== Segment start ==
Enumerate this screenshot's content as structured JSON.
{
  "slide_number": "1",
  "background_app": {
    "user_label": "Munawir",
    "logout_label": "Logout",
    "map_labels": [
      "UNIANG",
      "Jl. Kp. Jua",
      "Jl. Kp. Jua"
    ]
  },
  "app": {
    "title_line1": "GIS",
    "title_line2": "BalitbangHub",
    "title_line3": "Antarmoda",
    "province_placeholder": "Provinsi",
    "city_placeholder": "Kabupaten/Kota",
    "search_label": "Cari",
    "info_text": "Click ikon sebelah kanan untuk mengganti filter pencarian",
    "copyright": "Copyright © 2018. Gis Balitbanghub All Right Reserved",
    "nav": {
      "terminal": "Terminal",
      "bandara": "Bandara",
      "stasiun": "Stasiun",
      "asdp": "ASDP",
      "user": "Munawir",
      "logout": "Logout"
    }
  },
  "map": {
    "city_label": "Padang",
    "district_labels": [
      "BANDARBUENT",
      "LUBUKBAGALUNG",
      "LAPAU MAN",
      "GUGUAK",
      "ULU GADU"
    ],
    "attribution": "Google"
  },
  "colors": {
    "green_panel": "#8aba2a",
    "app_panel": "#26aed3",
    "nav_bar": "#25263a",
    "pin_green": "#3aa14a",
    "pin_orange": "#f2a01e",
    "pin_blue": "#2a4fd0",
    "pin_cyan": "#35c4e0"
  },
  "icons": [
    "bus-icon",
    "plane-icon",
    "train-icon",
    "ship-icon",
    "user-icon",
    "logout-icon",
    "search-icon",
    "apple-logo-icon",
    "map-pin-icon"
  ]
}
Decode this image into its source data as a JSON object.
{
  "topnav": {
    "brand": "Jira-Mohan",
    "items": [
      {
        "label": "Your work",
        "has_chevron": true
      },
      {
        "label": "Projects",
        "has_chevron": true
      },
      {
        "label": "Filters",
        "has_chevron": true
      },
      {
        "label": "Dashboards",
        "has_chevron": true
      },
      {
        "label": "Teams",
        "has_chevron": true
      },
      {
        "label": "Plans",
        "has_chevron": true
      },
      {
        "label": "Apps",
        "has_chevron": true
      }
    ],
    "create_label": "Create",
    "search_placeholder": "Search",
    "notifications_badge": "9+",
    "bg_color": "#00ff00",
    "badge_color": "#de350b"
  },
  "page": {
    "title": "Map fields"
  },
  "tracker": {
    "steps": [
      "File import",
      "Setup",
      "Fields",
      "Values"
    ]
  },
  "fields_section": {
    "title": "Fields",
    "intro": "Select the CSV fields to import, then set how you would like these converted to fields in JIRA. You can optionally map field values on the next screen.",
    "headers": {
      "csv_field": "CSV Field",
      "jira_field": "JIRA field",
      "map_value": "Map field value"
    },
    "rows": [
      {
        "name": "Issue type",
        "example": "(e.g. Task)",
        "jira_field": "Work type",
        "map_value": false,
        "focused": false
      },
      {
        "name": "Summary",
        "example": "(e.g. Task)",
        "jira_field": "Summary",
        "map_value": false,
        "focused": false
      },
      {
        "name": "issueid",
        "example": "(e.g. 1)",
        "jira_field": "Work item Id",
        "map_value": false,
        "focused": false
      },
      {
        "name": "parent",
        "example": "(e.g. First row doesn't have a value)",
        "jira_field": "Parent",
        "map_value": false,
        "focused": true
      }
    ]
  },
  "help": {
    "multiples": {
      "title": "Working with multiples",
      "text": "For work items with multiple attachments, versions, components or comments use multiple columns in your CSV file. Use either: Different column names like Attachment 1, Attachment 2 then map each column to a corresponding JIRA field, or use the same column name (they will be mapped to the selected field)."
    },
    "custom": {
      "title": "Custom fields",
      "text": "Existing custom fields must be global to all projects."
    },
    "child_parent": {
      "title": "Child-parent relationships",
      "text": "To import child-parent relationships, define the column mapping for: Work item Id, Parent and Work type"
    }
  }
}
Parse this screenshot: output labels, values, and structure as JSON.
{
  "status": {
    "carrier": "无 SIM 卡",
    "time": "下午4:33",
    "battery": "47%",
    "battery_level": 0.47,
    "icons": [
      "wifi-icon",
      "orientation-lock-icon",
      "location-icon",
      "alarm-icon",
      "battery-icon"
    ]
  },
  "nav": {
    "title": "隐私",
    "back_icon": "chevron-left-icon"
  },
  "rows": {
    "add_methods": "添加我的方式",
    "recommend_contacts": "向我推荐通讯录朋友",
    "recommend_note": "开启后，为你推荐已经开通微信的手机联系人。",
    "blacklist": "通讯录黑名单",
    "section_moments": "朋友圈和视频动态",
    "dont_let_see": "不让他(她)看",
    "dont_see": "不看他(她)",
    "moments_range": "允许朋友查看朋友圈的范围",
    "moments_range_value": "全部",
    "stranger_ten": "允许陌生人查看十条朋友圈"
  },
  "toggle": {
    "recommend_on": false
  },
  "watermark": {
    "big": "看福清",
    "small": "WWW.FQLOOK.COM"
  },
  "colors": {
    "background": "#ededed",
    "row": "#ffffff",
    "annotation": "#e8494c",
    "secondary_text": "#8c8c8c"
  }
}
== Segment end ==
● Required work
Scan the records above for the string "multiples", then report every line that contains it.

● Solution to this task
    "multiples": {
      "title": "Working with multiples",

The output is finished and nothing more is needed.